Most of the themes in Obsidian are just not that attractive to me. Some use monospace fonts in the body text. Some use wacky colors for every attribute, which I find very distracting. I’m not a huge fan of the variable size header styles in most themes. So, I’m pretty excited when I find a theme that works for me on all devices and also makes writing feel nice. The Blackbird theme is in the lead this week. I previously enjoyed the Tokyo Night theme but prefer the much darker background of Blackbird.
As a bonus, I grabbed the Blackbird sample text off of GitHub and keep that in your vault. It’s a great way to really test a new theme before I get a surprise while writing. I added a few more test cases, such as footnotes and admonitions
I went a little crazy with plugins but this was no accident. As I previously wrote, most of the value in Obsidian comes from plugins so I wanted to see how well they played together. The road gets pretty rough with too many plugins. The editor can be unpredictable with conflicting plugins and I really have no idea how conflicts are resolved. Some plugins just break the editor on iOS since they were designed for use without a touch interface. None of this has stopped me from enjoying the creativity of a highly motivated community. I also really love seeing how crazy everyone gets with plain text.
I’m getting a bit skeptical about some of the plugins I’ve tried, simply because their development is stalling. While I’m happy to try some new trick, if a plugin has a low number of downloads, and the GitHub commits are more than two months old, I’m likely to jump ship at the first sight of trouble.
The Plugin Changelogs plugin3 is a nice addition to the Obsidian configuration panels. It displays a dropdown where you can quickly display the change log for a any plugin. I’d love this in every app.
I’m in love with the Templater plugin and have a lot more nerdy stuff to say about it in another article. For the time being, I’ll explain what it is. It’s a templating engine for inserting text that can also control Obsidian functions like creating , moving, and renaming documents. All of these templates using plain markdown with some Eta template text that exist and sync like any other document in Obsidian.

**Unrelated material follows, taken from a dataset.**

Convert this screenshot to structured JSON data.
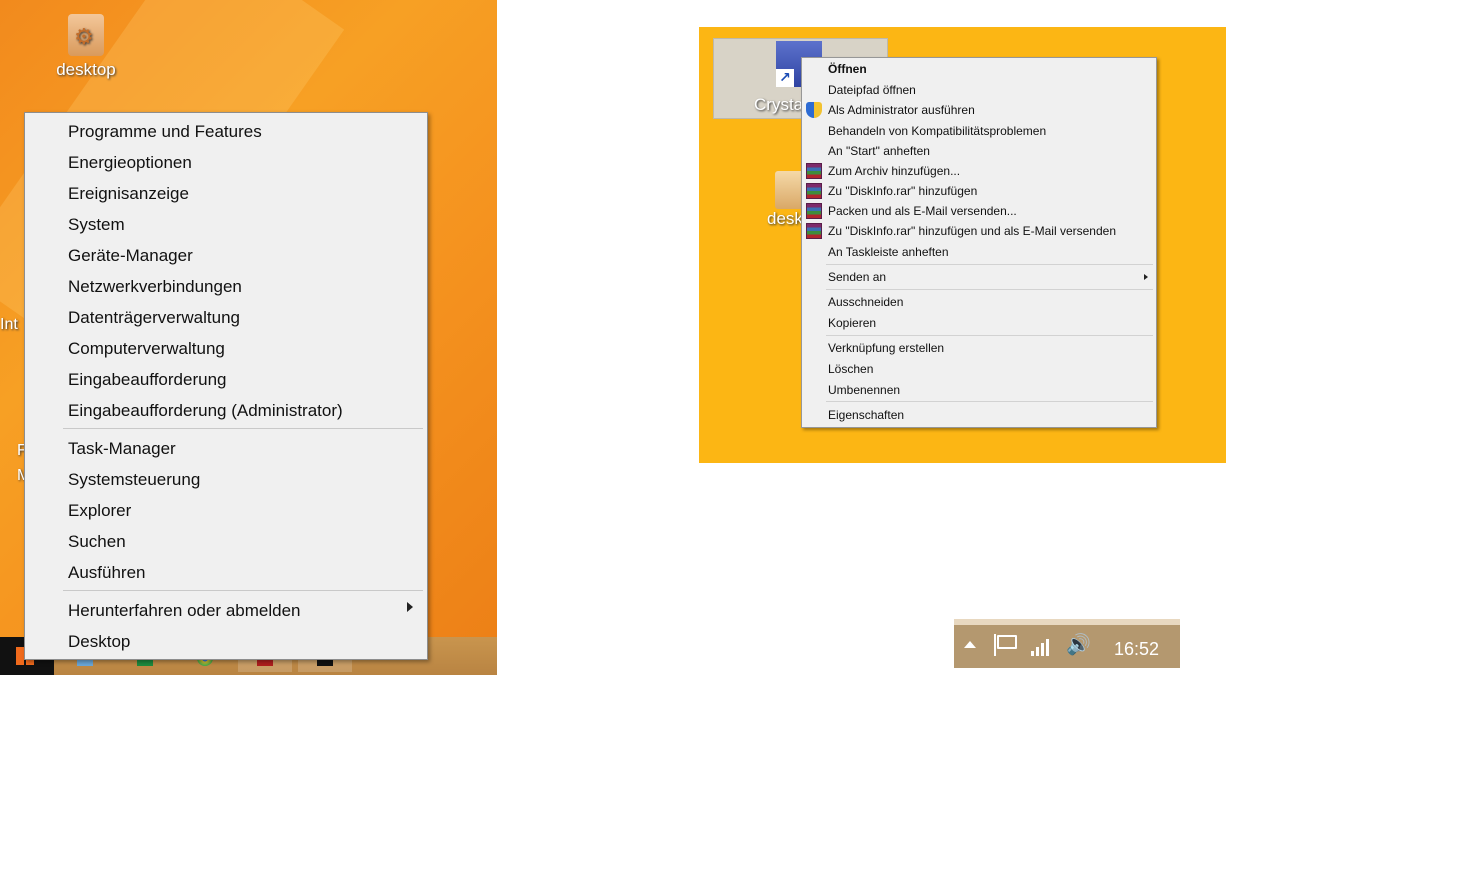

There are powerful ideas here and I’m solving some of the trouble I have with Obsidian keyboard shortcuts and iOS finickiness.
There are frustrating gaps in keyboard navigation. I have really high standards for keyboard navigation with text editors. If I can’t tab from the title bar to the text body, then they blew it. Obsidian is missing a lot of navigation keyboard controls and I think that’s because it focuses so heavily on the command palette. Obsidian has nice options for assigning keyboard shortcuts for commands like opening the sidebars, but navigating them is so much effort, that I rarely use them. Even the command palette in Obsidian is not keyboard friendly. Sure, I can open it easily without a mouse, but I can not navigate the list without a pointer.

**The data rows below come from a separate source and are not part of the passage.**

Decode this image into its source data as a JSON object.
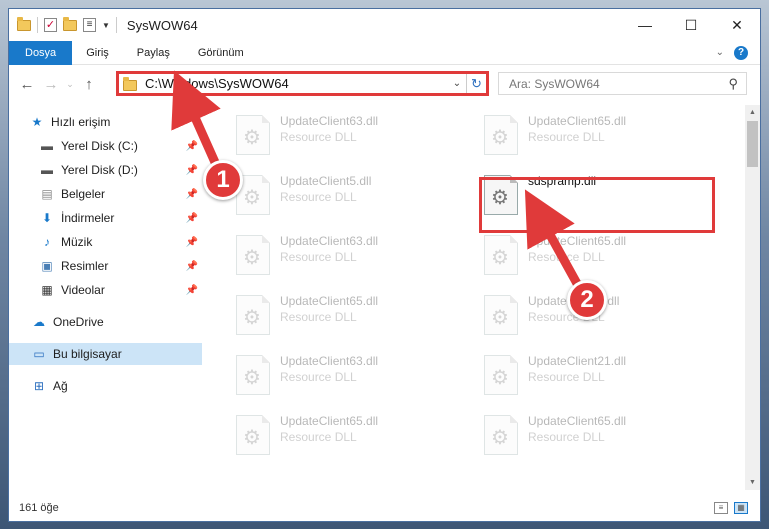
{
  "window": {
    "title": "SysWOW64",
    "controls": {
      "minimize": "—",
      "maximize": "☐",
      "close": "✕"
    }
  },
  "ribbon": {
    "tabs": [
      "Dosya",
      "Giriş",
      "Paylaş",
      "Görünüm"
    ],
    "active_tab": "Dosya",
    "accent": "#1979ca",
    "help": "?"
  },
  "nav": {
    "address": "C:\\Windows\\SysWOW64",
    "search_placeholder": "Ara: SysWOW64"
  },
  "sidebar": {
    "items": [
      {
        "label": "Hızlı erişim",
        "icon": "star-icon",
        "pinned": false
      },
      {
        "label": "Yerel Disk (C:)",
        "icon": "drive-icon",
        "pinned": true
      },
      {
        "label": "Yerel Disk (D:)",
        "icon": "drive-icon",
        "pinned": true
      },
      {
        "label": "Belgeler",
        "icon": "documents-icon",
        "pinned": true
      },
      {
        "label": "İndirmeler",
        "icon": "download-icon",
        "pinned": true
      },
      {
        "label": "Müzik",
        "icon": "music-icon",
        "pinned": true
      },
      {
        "label": "Resimler",
        "icon": "pictures-icon",
        "pinned": true
      },
      {
        "label": "Videolar",
        "icon": "video-icon",
        "pinned": true
      },
      {
        "label": "OneDrive",
        "icon": "cloud-icon",
        "pinned": false
      },
      {
        "label": "Bu bilgisayar",
        "icon": "computer-icon",
        "pinned": false,
        "selected": true
      },
      {
        "label": "Ağ",
        "icon": "network-icon",
        "pinned": false
      }
    ]
  },
  "files": [
    {
      "name": "UpdateClient63.dll",
      "type": "Resource DLL",
      "faded": true
    },
    {
      "name": "UpdateClient65.dll",
      "type": "Resource DLL",
      "faded": true
    },
    {
      "name": "UpdateClient5.dll",
      "type": "Resource DLL",
      "faded": true
    },
    {
      "name": "sdspramp.dll",
      "type": "",
      "faded": false
    },
    {
      "name": "UpdateClient63.dll",
      "type": "Resource DLL",
      "faded": true
    },
    {
      "name": "UpdateClient65.dll",
      "type": "Resource DLL",
      "faded": true
    },
    {
      "name": "UpdateClient65.dll",
      "type": "Resource DLL",
      "faded": true
    },
    {
      "name": "UpdateClient1.dll",
      "type": "Resource DLL",
      "faded": true
    },
    {
      "name": "UpdateClient63.dll",
      "type": "Resource DLL",
      "faded": true
    },
    {
      "name": "UpdateClient21.dll",
      "type": "Resource DLL",
      "faded": true
    },
    {
      "name": "UpdateClient65.dll",
      "type": "Resource DLL",
      "faded": true
    },
    {
      "name": "UpdateClient65.dll",
      "type": "Resource DLL",
      "faded": true
    }
  ],
  "status": {
    "count": "161 öğe"
  },
  "annotations": {
    "badge1": "1",
    "badge2": "2",
    "color": "#e03a3a"
  }
}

Here’s a general tip for people using Obsidian on the iPad: remap your Caps Lock key to escape. This will make the command palette in Obsidian much less domineering.
The editor view in Obsidian has some serious A.D.D. The window can spontaneously scroll while typing, especially while working at the bottom of a document. Text pops in and out of formatted styles while scrolling documents and the UI has weird glitches like overlapping fields, especially on iOS.
All of these are forgivable in the early days of an editor but they all increase distraction and friction. I’m still enjoying Obsidian but these rough spots will start to chap over time and I could see them pushing me away to an alternative editor. Fortunately all of these files are plain text in a bunch of folders, so I could move any time without much difficulty. Standards are great!
Even with all of these rough edges, I continue to be impressed with the Obsidian development team and their community. Everyone is considerate and open minded. There’s a bit too much focus on knowledge graphs and systems, but it’s all a fun distraction.
Yes, I’m vaccinated because I’m not a ding dong. Some travel is necessary to get by in the world, but I’m also the guy that is always wearing a mask indoors. There are more of us than the nutters so let’s support each other in making our way through this stupidity. ↩︎
Yes, I created a pinned note in Obsidian for writing these things down as I worked. It’s a nice feature of Obsidian ↩︎
That is a pretty awkward sentence but I didn’t name the plugin. ↩︎